Lynn Eden was Associate Director for Research at Stanford University's Center for International Security and Cooperation, Freeman Spogli Institute for International Studies until January 2016. Eden received her Ph.D. in sociology from the University of Michigan, held several pre- and post-doctoral fellowships, and taught in the history department at Carnegie Mellon before coming to Stanford.
In the area of international security, Eden has focused on U.S. foreign and military policy, arms control, the social construction of science and technology, and organizational issues regarding nuclear policy and homeland security.
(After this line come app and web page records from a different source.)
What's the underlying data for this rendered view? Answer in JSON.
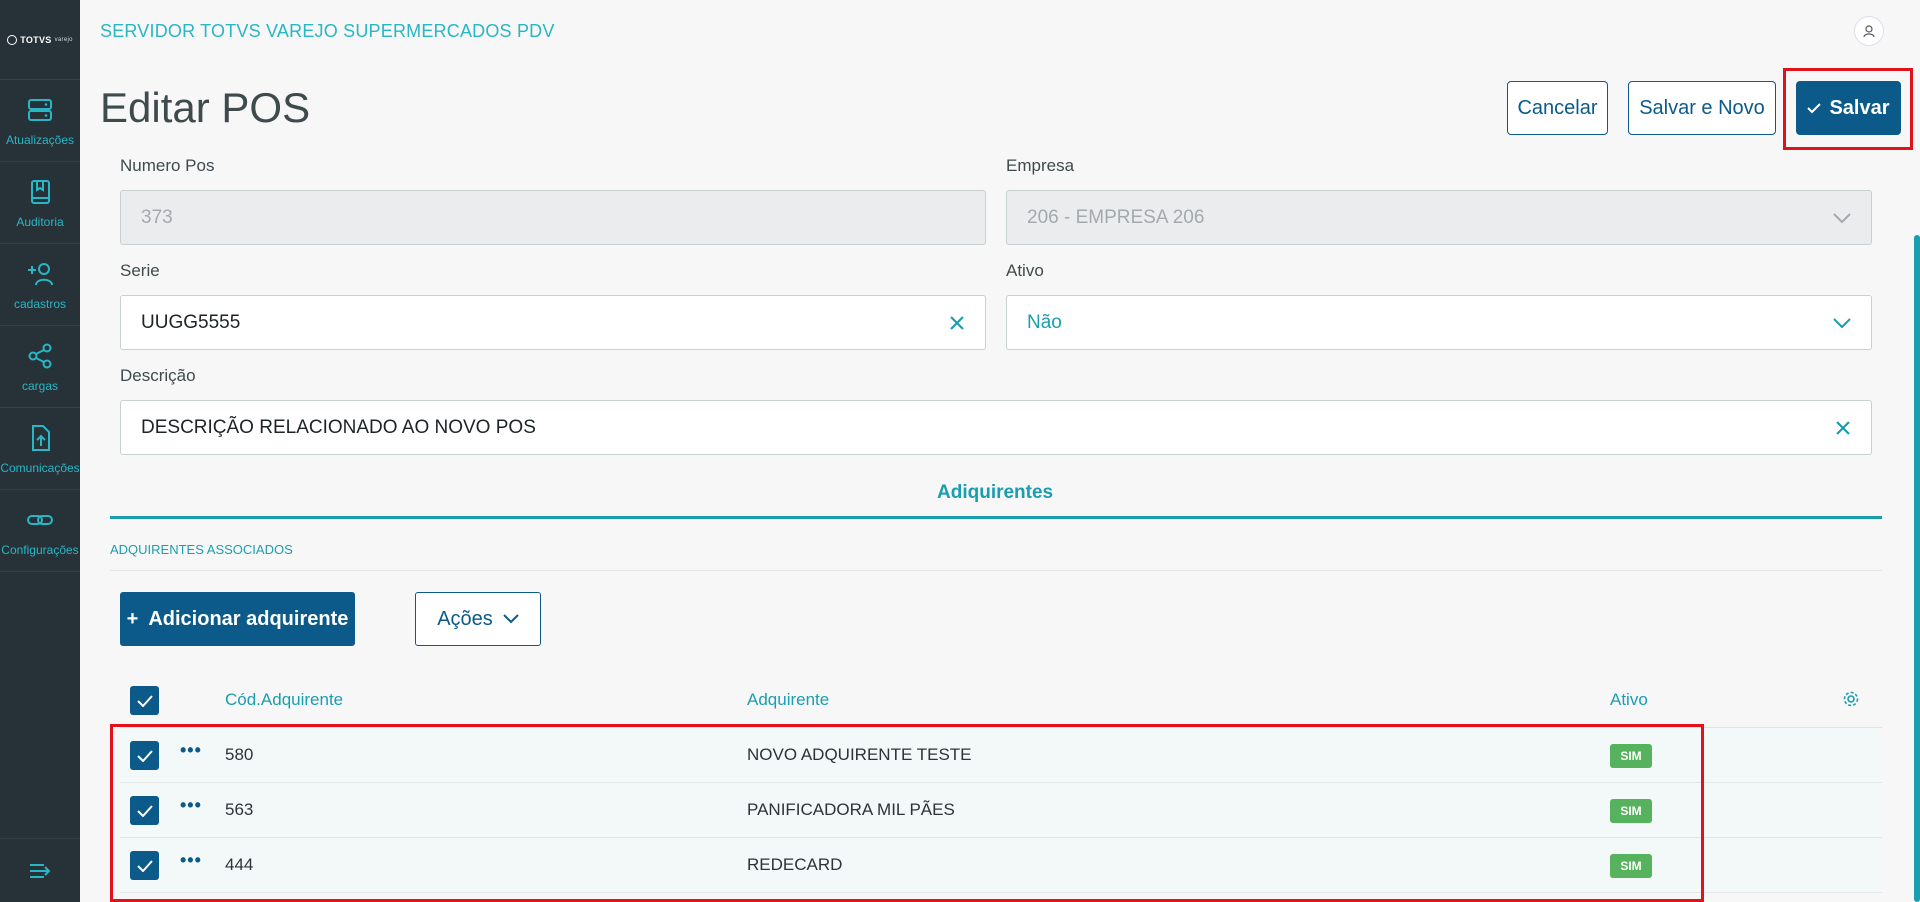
{
  "sidebar": {
    "logo": "TOTVS",
    "logo_sub": "varejo",
    "items": [
      {
        "label": "Atualizações",
        "icon": "server-icon"
      },
      {
        "label": "Auditoria",
        "icon": "bookmark-book-icon"
      },
      {
        "label": "cadastros",
        "icon": "add-user-icon"
      },
      {
        "label": "cargas",
        "icon": "share-icon"
      },
      {
        "label": "Comunicações",
        "icon": "file-upload-icon"
      },
      {
        "label": "Configurações",
        "icon": "link-icon"
      }
    ]
  },
  "header": {
    "app_title": "SERVIDOR TOTVS VAREJO SUPERMERCADOS PDV",
    "page_title": "Editar POS",
    "cancel_label": "Cancelar",
    "save_new_label": "Salvar e Novo",
    "save_label": "Salvar"
  },
  "form": {
    "numero_pos_label": "Numero Pos",
    "numero_pos_value": "373",
    "empresa_label": "Empresa",
    "empresa_value": "206 - EMPRESA 206",
    "serie_label": "Serie",
    "serie_value": "UUGG5555",
    "ativo_label": "Ativo",
    "ativo_value": "Não",
    "descricao_label": "Descrição",
    "descricao_value": "DESCRIÇÃO RELACIONADO AO NOVO POS"
  },
  "tabs": {
    "active": "Adiquirentes"
  },
  "section": {
    "label": "ADQUIRENTES ASSOCIADOS",
    "add_button": "Adicionar adquirente",
    "actions_button": "Ações"
  },
  "table": {
    "columns": [
      "Cód.Adquirente",
      "Adquirente",
      "Ativo"
    ],
    "rows": [
      {
        "code": "580",
        "name": "NOVO ADQUIRENTE TESTE",
        "ativo": "SIM"
      },
      {
        "code": "563",
        "name": "PANIFICADORA MIL PÃES",
        "ativo": "SIM"
      },
      {
        "code": "444",
        "name": "REDECARD",
        "ativo": "SIM"
      }
    ]
  },
  "colors": {
    "sidebar_bg": "#263238",
    "accent": "#1b9db0",
    "primary": "#0c5a8a",
    "badge_green": "#57b25d",
    "highlight_red": "#e0121c"
  }
}
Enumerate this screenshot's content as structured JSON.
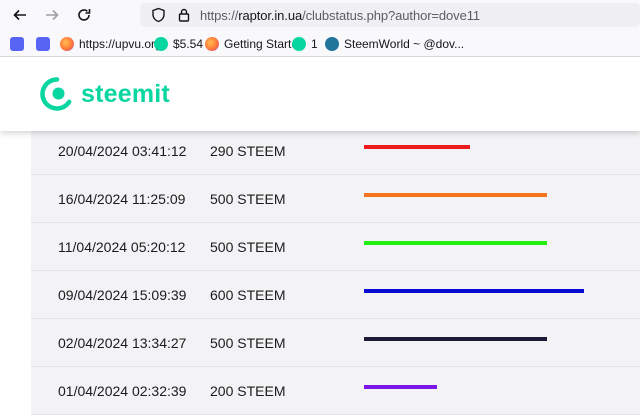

She co-edited, with Steven E. Miller, Nuclear Arguments: Understanding the Strategic Nuclear Arms and Arms Control Debates (Ithaca, N.Y.: Cornell University Press, 1989). She was an editor of The Oxford Companion to American Military History (New York: Oxford University Press, 2000), which takes a social and cultural perspective on war and peace in U.S. history. That volume was chosen as a Main Selection of the History Book Club.
Eden's book Whole World on Fire: Organizations, Knowledge, and Nuclear Weapons Devastation (Ithaca: Cornell University Press, 2004; New Delhi: Manas Publications, 2004) explores how and why the U.S. government--from World War II to the present--has greatly underestimated the damage caused by nuclear weapons by failing to predict damage from firestorms. It shows how well-funded and highly professional organizations, by focusing on what they do well and systematically excluding what they don't, may build a poor representation of the world--a self-reinforcing fallacy that can have serious consequences, from the sinking of the Titanic to not predicting the vulnerability of the World Trade Center to burning jet fuel. Whole World on Fire won the American Sociological Association's 2004 Robert K. Merton Award for best book in science, knowledge, and technology.
Eden has also written on life in small-town America. Her first book, Crisis in Watertown (Ann Arbor: University of Michigan Press, 1972), was her college senior thesis; it was a finalist for a National Book Award in 1973. Her second book, Witness in Philadelphia, with Florence Mars (Baton Rouge: Louisiana State University Press, 1977), about the murders of civil rights workers Schwerner, Chaney, and Goodman in the summer of 1964, was a Book of the Month Club Alternate Selection.